Task item –
For the data that follows, state how many lines hold the string "살펴보실까요", giving the number by itself.
--- Given data ---
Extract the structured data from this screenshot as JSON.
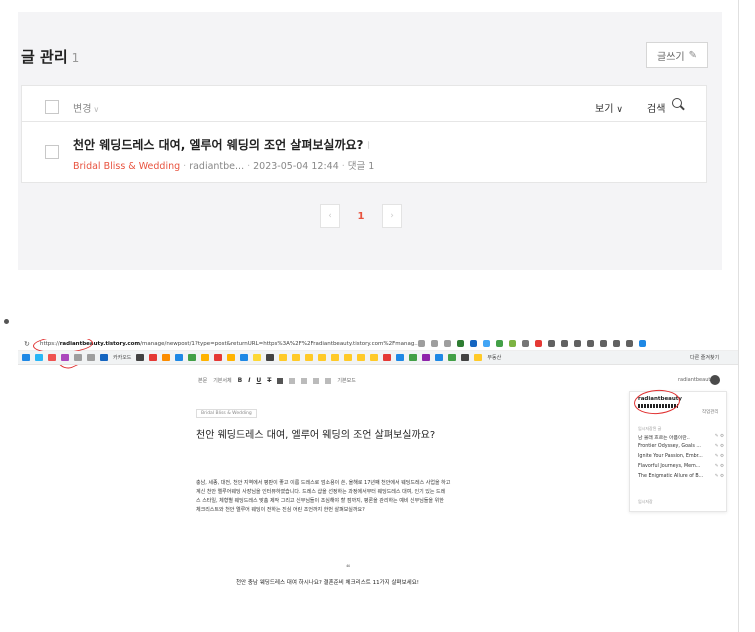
{
  "panel": {
    "title": "글 관리",
    "count": "1",
    "write_button": "글쓰기",
    "write_icon": "pencil-icon"
  },
  "toolbar": {
    "change_label": "변경",
    "view_label": "보기",
    "search_label": "검색"
  },
  "post": {
    "title": "천안 웨딩드레스 대여, 엘루어 웨딩의 조언 살펴보실까요?",
    "category": "Bridal Bliss & Wedding",
    "author": "radiantbe...",
    "datetime": "2023-05-04 12:44",
    "comments": "댓글 1"
  },
  "pagination": {
    "current": "1",
    "prev": "‹",
    "next": "›"
  },
  "screenshot": {
    "url_domain": "radiantbeauty.tistory.com",
    "url_rest": "/manage/newpost/1?type=post&returnURL=https%3A%2F%2Fradiantbeauty.tistory.com%2Fmanag...",
    "url_prefix": "https://",
    "bookmark_folder": "카카오드",
    "bookmark_right": "다른 즐겨찾기",
    "bookmark_middle": "부동산",
    "editor": {
      "basic": "본문",
      "basic_font": "기본서체",
      "bold": "B",
      "italic": "I",
      "underline": "U",
      "strike": "T",
      "more": "기본모드",
      "user": "radiantbeauty"
    },
    "category_tag": "Bridal Bliss & Wedding",
    "doc_title": "천안 웨딩드레스 대여, 엘루어 웨딩의 조언 살펴보실까요?",
    "doc_body": [
      "충남, 세종, 대전, 천안 지역에서 평판이 좋고 이름 드레스로 엄소용이 쓴, 올해로 17년째 천안에서 웨딩드레스 사업을 하고",
      "계신 천안 엘루어웨딩 사장님을 인터뷰하였습니다. 드레스 샵을 선정하는 과정에서부터 웨딩드레스 대여, 인기 있는 드레",
      "스 스타일, 체형별 웨딩드레스 맞춤 제작 그리고 신부님들이 조심해야 할 점까지, 평론을 관리하는 예비 신부님들을 위한",
      "체크리스트와 천안 엘루어 웨딩이 전하는 진심 어린 조언까지 한번 살펴보실까요?"
    ],
    "quote_mark": "❝",
    "quote_text": "천안 충남 웨딩드레스 대여 하시나요? 결혼준비 체크리스트 11가지 살펴보세요!",
    "side_panel": {
      "name": "radiantbeauty",
      "manage": "작업관리",
      "section": "임시저장된 글",
      "items": [
        "남 몰래 흐르는 아픔이란..",
        "Frontier Odyssey, Goals ...",
        "Ignite Your Passion, Embr...",
        "Flavorful Journeys, Mem...",
        "The Enigmatic Allure of B..."
      ],
      "footer": "임시저장"
    }
  }
}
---
Result of this task –
3